* _EXERCISE MATERIALS_:
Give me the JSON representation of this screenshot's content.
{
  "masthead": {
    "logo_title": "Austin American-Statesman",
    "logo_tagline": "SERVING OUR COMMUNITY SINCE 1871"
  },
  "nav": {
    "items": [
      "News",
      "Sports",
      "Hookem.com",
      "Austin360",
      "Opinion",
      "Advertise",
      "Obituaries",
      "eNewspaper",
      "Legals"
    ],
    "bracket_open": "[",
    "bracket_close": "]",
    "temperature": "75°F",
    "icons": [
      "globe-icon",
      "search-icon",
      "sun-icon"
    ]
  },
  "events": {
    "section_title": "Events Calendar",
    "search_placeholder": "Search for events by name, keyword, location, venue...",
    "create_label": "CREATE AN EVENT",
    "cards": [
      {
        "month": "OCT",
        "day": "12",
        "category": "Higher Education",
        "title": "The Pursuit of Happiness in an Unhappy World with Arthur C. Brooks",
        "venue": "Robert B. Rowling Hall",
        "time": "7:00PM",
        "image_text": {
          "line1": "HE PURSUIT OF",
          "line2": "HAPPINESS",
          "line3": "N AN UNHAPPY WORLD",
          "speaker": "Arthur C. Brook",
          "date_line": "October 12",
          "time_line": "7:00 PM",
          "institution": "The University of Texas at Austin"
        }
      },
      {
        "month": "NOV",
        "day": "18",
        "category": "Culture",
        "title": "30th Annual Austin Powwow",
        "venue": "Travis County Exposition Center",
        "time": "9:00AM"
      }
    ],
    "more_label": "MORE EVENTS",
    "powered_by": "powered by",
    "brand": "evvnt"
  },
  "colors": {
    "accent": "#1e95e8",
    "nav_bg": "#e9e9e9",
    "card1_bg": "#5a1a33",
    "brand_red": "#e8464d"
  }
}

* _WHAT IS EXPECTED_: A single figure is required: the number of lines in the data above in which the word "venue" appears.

* _ANSWER BOX_: 3